*What to work on*: Return every line of the listing that includes the string "Speichern".

[Data shown Boundary: Start]

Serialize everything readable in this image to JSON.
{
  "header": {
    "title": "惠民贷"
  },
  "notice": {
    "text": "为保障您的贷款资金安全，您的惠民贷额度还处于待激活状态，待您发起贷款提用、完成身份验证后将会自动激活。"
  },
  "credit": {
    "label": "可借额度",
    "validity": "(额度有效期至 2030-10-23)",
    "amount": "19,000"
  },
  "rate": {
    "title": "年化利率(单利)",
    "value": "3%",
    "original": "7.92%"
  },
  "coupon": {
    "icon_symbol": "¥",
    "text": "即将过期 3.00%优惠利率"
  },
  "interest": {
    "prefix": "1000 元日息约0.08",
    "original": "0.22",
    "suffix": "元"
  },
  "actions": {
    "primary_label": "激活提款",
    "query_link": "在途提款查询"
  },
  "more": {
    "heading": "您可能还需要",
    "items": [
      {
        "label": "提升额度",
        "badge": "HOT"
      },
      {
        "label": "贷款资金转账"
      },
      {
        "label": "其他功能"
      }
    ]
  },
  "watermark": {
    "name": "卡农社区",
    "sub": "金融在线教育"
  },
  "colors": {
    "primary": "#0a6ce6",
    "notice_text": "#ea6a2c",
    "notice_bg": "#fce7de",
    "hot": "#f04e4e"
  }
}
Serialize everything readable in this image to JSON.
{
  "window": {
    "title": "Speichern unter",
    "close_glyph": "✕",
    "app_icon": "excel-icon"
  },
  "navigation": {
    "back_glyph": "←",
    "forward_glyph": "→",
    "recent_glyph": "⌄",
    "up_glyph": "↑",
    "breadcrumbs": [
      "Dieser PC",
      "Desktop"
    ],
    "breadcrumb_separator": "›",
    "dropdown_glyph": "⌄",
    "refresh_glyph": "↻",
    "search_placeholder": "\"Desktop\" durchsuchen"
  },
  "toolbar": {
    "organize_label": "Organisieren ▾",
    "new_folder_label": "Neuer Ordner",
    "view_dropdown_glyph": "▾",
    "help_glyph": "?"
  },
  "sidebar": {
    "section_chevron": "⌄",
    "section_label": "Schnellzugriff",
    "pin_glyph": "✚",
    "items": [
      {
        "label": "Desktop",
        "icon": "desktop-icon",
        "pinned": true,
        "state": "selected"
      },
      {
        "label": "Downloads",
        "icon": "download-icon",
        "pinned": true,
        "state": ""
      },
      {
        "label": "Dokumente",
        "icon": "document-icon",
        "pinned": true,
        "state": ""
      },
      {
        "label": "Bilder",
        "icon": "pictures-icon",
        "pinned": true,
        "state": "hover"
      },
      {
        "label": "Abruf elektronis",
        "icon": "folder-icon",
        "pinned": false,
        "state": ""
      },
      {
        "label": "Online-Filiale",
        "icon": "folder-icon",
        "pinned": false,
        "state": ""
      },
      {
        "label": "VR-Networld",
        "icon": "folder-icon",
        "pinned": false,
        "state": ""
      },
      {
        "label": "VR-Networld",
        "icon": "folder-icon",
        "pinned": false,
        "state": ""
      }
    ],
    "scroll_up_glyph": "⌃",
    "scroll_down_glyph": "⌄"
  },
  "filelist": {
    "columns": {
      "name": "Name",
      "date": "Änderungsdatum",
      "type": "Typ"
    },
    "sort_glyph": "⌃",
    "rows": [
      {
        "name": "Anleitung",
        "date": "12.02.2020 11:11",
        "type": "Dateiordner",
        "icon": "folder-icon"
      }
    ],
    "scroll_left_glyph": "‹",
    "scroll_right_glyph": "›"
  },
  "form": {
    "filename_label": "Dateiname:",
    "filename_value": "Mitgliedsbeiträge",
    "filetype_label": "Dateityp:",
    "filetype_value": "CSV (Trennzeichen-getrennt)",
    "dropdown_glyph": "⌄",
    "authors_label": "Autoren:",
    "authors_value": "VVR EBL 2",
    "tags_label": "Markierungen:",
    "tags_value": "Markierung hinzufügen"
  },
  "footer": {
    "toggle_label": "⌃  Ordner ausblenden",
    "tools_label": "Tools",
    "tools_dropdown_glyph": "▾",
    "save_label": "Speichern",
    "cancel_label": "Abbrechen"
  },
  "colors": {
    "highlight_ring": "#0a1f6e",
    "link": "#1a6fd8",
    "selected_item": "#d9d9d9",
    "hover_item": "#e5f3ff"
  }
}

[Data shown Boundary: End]

*Task solution*:
    "title": "Speichern unter",
    "save_label": "Speichern",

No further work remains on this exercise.